There is a story about the Soviet official who came on a visit to Britain and expressed his wish to meet the person responsible for seeing that enough bread was baked and delivered to London each day. He was astounded when he was informed that there was no such person.
But looking back four decades to the time when I was becoming interested in politics, it has to be admitted that the Britain of the era looks remarkably collectivist to modern eyes.
The press cutting above was tweeted by the Thatcherise account, which is replaying - 40 years on tot he day - the events surrounding Margaret Thatcher's election as Conservative leader in February 1975.
Because in November 1974 the prices of goods in British shops were controlled by the Department of Prices and Consumer Protection. This short-lived government department that had two secretaries of state: Shirley Williams (1974-6) and Roy Hattersley (1976-9).
Consumer protection was on the up in 1970s - does anyone remember Richard Stilgoe and Nationwide's consumer unit - and it now seems a forward-looking movement.
By contrast, the idea of price control now seems extraordinary. And the National Archives sites spells out just this department's work in the area:
The Prices Policy Divisions were developed from the prices interests of the DTI's Prices and Incomes Division. One Division was concerned with general prices and counter inflation policy, especially in connection with the Price Code and the Price Commission; the other with price regulation and information, the administration of food subsidies, and the relationship between price control and industrial policy.This is the sort of Labourism I grew up with. And, despite coming from a poor family, I never found it enticing.
And, as it turned out, Margaret Thatcher was right. Competition between supermarkets proved a far more effective way of keeping prices down than government control.
But the Thatcher era is now long gone too, and her views now sound almost as old fashioned. The travails of Tesco suggest that the supermarket era is over too.

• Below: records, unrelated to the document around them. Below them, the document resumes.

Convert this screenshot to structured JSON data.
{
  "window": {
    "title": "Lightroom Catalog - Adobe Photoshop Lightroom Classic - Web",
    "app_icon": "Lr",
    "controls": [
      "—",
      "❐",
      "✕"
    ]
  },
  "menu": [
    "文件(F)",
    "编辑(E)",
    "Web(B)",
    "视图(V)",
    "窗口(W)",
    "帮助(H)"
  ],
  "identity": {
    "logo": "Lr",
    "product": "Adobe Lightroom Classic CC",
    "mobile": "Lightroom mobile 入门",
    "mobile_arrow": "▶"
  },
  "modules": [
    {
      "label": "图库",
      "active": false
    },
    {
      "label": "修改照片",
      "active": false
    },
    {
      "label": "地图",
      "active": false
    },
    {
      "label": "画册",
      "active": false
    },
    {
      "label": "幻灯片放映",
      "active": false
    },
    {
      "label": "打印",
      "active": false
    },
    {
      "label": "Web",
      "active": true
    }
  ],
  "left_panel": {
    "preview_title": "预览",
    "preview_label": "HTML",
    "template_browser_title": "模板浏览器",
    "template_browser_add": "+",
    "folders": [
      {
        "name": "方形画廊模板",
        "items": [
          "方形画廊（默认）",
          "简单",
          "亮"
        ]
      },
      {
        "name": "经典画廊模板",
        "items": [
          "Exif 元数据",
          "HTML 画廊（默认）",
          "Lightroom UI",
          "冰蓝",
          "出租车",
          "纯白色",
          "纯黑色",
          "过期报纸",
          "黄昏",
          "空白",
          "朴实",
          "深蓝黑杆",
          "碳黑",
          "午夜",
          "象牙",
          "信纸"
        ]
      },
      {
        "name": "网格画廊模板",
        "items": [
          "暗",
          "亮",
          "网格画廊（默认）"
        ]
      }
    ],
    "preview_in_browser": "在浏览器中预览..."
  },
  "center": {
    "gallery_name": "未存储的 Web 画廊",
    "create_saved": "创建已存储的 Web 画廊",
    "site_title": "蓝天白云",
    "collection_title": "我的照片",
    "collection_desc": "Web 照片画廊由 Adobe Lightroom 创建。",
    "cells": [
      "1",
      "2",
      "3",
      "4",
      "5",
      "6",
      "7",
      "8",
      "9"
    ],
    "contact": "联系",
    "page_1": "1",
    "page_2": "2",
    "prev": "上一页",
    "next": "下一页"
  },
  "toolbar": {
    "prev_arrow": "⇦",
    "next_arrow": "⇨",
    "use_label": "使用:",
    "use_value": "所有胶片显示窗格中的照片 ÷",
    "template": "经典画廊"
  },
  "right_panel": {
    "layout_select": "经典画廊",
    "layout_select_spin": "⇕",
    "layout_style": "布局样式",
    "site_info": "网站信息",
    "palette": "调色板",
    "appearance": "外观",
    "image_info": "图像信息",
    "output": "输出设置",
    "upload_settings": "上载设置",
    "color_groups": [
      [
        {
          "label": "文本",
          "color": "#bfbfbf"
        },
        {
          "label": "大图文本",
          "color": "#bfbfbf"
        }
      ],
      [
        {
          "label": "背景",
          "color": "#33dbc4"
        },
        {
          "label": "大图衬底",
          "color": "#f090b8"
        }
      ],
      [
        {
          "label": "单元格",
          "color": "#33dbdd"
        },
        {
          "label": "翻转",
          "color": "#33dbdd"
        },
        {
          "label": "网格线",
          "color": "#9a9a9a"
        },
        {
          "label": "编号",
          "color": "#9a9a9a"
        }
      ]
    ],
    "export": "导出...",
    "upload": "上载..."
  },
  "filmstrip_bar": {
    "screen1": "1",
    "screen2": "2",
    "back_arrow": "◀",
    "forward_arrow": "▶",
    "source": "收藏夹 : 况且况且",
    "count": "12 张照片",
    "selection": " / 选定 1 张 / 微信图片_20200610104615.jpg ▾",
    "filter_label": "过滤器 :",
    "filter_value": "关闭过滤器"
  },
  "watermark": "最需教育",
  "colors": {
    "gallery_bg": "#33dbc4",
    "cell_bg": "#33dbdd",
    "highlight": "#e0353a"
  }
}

Certainly, here in Britain, dirigiste Labourism is far from our biggest worry - despite what some commentators would have us believe.
I guess the moral is that 40 years is a long time in politics - and 30 years is just as long.